Circa 1643 and 1651 the then Lord of Man (James Stanley 7th Earl of Derby) wrote in letters to his son (see p447 of Peck's Desiderata Curiosa or the reprint from this in Manx Soc Pub III) "There comes at this very instant an occasion to me to acquaint you with a special matter, which if by reason of these troublesome and dangerous times, I cannot bring to pass my intents therein, you may, in your better leisure, consider thereof, and make some use hereafter of my present labours, in the matter of a certain holding in this country, called "The tenure of the straw" whereby men think their dwellings are their own ancient inheritances, and [that they] may pass the same to any, and dispose thereof without license of the Lord, but paying him a bare small rent, like unto a fee-farm in England: wherein they are much deceived. Which you may plainly see by such collections as I have already caused to be framed, at this time in custody of the comptroller. Sufficient, I persuade myself, to satisfy any reasonable body. But it is not always reason can prevail with a multitude. Therefore is it fit in this, as in all things, to have of the dove and the serpent according to the occasion.

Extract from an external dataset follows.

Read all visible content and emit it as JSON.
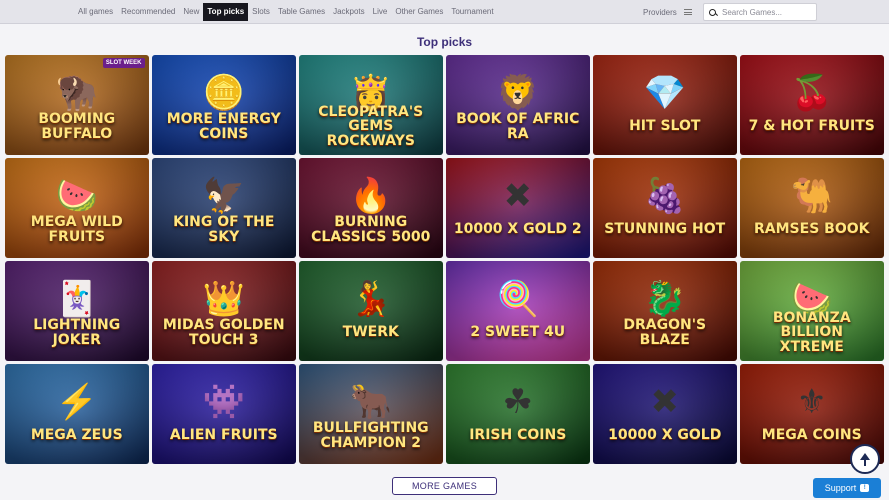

Another of the 7th Earl's letters (also recorded in the same document) alludes to a commendation written by Stow about an earlier Lord of Man (Edward Stanley 3rd Earl of Derby) following his 1572 decease. Stow writes of "his godly disposition to his tenants, never forcing any service at their hands but due payment of their rents". (The 7th Earl was highlighting a different comment by Stow regarding the 3rd Earl's loyalty to the Crown.)
The 7th Earl was clearly protecting his prerogatives here, and was writing at a time when he was desparately in need of money (due to the Civil War). The reference to collections in the custody of the comptroller may relate to leases imposed on the tenants in 1643-5.
Effects of the Act
The tenant farmers were now obliged to obliged to pay a double rent for their quarterland. On the other hand their payment of a double rent in lieu of provisioning the castles ended [note: this needs checking by an examination of the Charge/Pension books] meaning that they were simply paying the same as before. Furthermore the base rent wasn't increased between c1500 and 1900 meaning that inflation gradually reduced its significance.
Moore (History of the Isle of Man) stresses the significance of several statutes from 1580 which obliged the landowner to obtain the Lord's permission before selling on his land. On the other hand it would appear that this permission (when sought in a timely manner) was never refused and the Act of 1704 did not clearly remove the requirement [although Sherwood on page 32 of his Manx Law Tenure cites a 19th century judicial ruling which finally resolved that it did]. In any case there is plenty of evidence from throughout the seventeenth century that the parties to a land sale both wished their contract to be officially recorded as protection against any future litigation. [A number of copies of deeds in the Libri Cancellarii are inscribed to this effect.]
The landowners now had to pay alienation fines when transferring lands, but they were freed of paying entry fines (at the commencement or renewal of leases) and of gratuities (for example following the ascent of a new Lord. It is not clear that they were greatly better or worse off. Of course the times of such payments were now largely under their own control.
The Lord had given up by the Act the ability to throw out tenants in order to seek better rents (or fines) elsewhere. It isn't clear to me however that there had ever been much (if any) practice of this for a century or more. (There are some indications of such conflicts between the Barons and their tenants - but Baronies were not covered by the Act in any case.)